Palzo was the name created for the post office opened April 9, 1894 in section 15 of Stonefort Township. The community’s petition for mail service closer home was granted, but each of the names suggested was rejected at Washington. A popular and slangy greeting in the eighteen eighties was “Hi, old palzo!” and an overgrown boy in the neighborhood was known by that name.
Martin Odum, the Missionary Baptist preacher and Civil war veteran, was fond of a joke and suggested that Palzo should have the post office for his namesake. The new name was sent in, and Washington accepted it.
Albert Mikel was the first postmaster, in the little store that was a neighborhood meeting place. Crad Deaton succeeded him June 29, 1897.
Then Rev. Mr. Odum was appointed on July 21, 1899. He had come to farm in section 16 nearby when he was discharged from the Union army.
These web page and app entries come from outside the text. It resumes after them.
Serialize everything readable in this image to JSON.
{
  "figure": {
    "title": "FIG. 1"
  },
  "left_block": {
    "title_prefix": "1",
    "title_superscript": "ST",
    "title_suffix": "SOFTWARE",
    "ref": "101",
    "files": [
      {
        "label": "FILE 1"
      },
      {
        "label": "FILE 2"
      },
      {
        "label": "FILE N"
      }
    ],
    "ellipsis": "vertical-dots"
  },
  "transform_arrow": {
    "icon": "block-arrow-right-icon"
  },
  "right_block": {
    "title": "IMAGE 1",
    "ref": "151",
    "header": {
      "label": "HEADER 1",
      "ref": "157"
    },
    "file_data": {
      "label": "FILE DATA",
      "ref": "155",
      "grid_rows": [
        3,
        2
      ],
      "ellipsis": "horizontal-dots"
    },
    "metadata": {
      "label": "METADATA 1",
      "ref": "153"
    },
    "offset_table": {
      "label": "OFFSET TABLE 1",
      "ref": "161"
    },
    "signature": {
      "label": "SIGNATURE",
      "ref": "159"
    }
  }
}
His old home was in Odumburg school district.
James W. S. Allen who sold threshing machines as well as general merchandise, was the next postmaster by appointment January 20, 1900. Edward S. Odum was his successor, on February 24, 1903, but performed the duties only a few months when Parker Holmes received the appointment, the following October 21. Postmaster Holmes handled the mail until service was discontinued March 26, 1908.
(Extracted from Pioneer Folks and Places, Barbara Barr Hubbs, 1939, on sale at the Williamson County Museum)